I like to read. A lot. There’re probably around 5000 books accumulated over the years and scattered around the house, and it’s not unusual for me to be carrying a couple of books in a coat or jacket. I pull one out when I have to wait in a line, if I have to ride a bus, or if I’m stuck in a waiting room.

For several months now, I’ve been able to read books on my iPod. Great stuff.

Well, not really. If I want to read a new book on my iPod, I have to buy it. And that’s a problem.

Oh, it’s easy enough. There are lots of apps which connect to on-line bookstores which would be happy to supply me with books for a price. The price, the price…. is too high.

This is my reader (whether it’s on a pod, a tablet, a desktop, wherever). I’m supplying the place to store the content. There is no paper, no shelf, no bricks-and-mortar store. Distribution costs have to be minimal compared to the cost of printing the book on dead trees, burning up fossils to drag the book to a physical store, and paying clerks to handle the physical stock. So why do most ebooks cost almost the same as the hardcover version of the text, and in any case more than the paperback edition*? As long as that is true, where is my incentive to buy the ebook version?

I buy paperbacks and treat them well. It’s the only way to feed my habit – I can read the book, and come back to it a few years later. Offer me an ebook for less than the paperback price, in a format which I can read on a device I choose and can transfer to other devices — because in a couple of years I might have moved on to a different device — and I’ll buy that instead. Otherwise?
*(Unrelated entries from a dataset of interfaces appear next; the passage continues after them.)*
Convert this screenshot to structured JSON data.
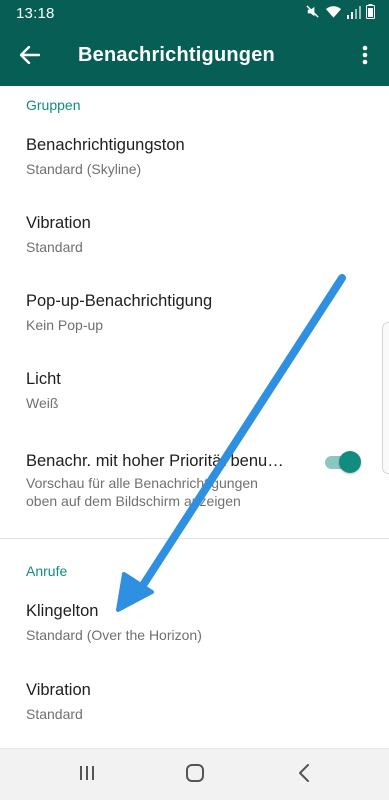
{
  "status_bar": {
    "time": "13:18",
    "icons": [
      "mute-icon",
      "wifi-icon",
      "signal-icon",
      "battery-icon"
    ]
  },
  "toolbar": {
    "title": "Benachrichtigungen",
    "back_icon": "arrow-left-icon",
    "more_icon": "more-vert-icon"
  },
  "sections": {
    "gruppen": {
      "header": "Gruppen",
      "items": [
        {
          "title": "Benachrichtigungston",
          "summary": "Standard (Skyline)"
        },
        {
          "title": "Vibration",
          "summary": "Standard"
        },
        {
          "title": "Pop-up-Benachrichtigung",
          "summary": "Kein Pop-up"
        },
        {
          "title": "Licht",
          "summary": "Weiß"
        },
        {
          "title": "Benachr. mit hoher Priorität benu…",
          "summary_line1": "Vorschau für alle Benachrichtigungen",
          "summary_line2": "oben auf dem Bildschirm anzeigen",
          "toggle_on": true
        }
      ]
    },
    "anrufe": {
      "header": "Anrufe",
      "items": [
        {
          "title": "Klingelton",
          "summary": "Standard (Over the Horizon)"
        },
        {
          "title": "Vibration",
          "summary": "Standard"
        }
      ]
    }
  },
  "nav_bar": {
    "icons": [
      "recents-icon",
      "home-icon",
      "back-icon"
    ]
  },
  "colors": {
    "primary": "#075e54",
    "accent": "#128c7e",
    "annotation_arrow": "#2f8fe0"
  }
}
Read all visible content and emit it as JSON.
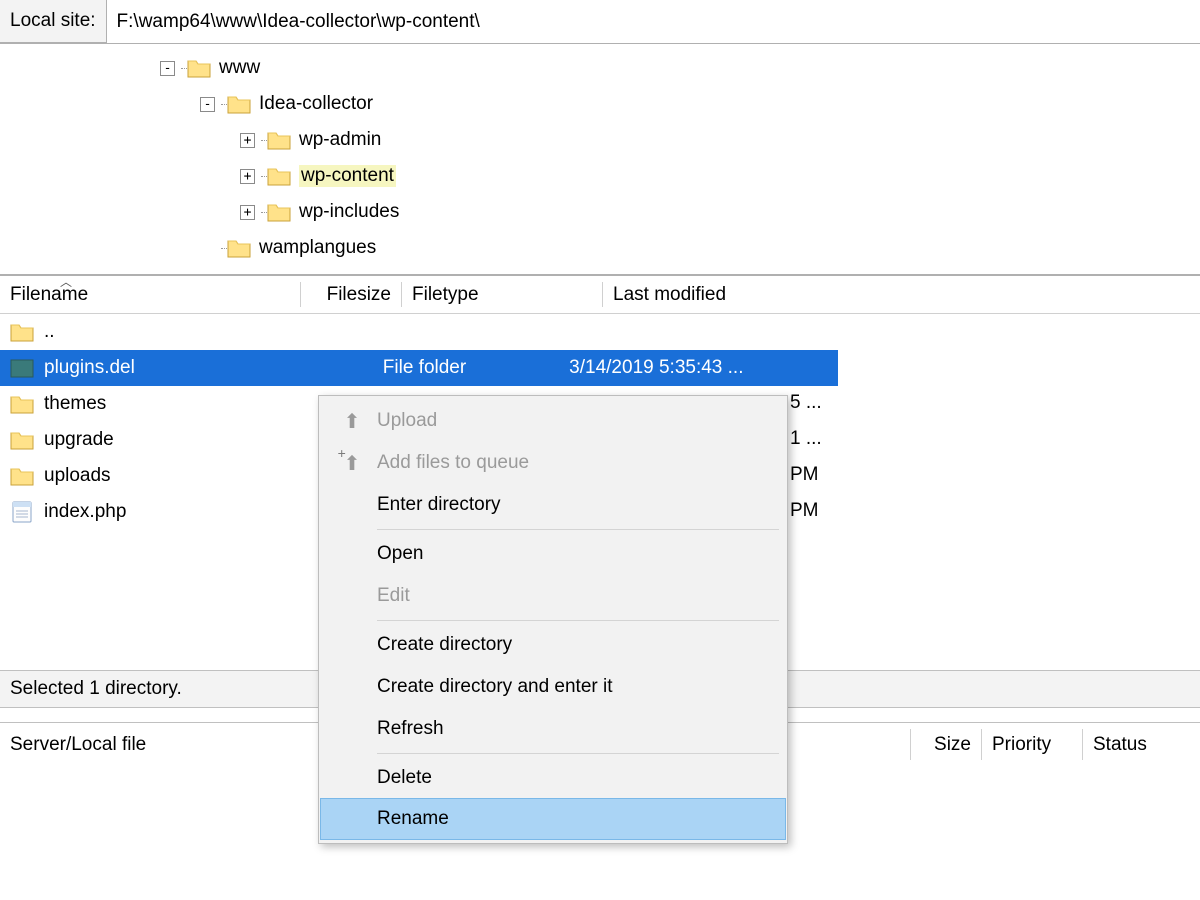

Forget it.

*case in point – Blood Bound, by Patricia Briggs, published in paperback in 2007 [so, not a new bestseller] is $7.99 on Amazon.com, or $8.39 for the Kindle e-book. As it happens, I have it as a paperback, but if I’d missed it, I would have been quite happy to pay, say, $1.49, directly to Ms Briggs for an epub version. I would have been even happier to have bought it that way at that price in the first place, but that’s another matter.

But let’s tip the hat to Jim Baen and his policy of keeping ebook prices low, and sending the majority of the payment to the author (per Eric Flint, in The Best of Baen’s Universe #1. Jim Baen is gone now, but was a great role-model for other publisher’s – and I hope they will ultimately follow his example (and that of his successors).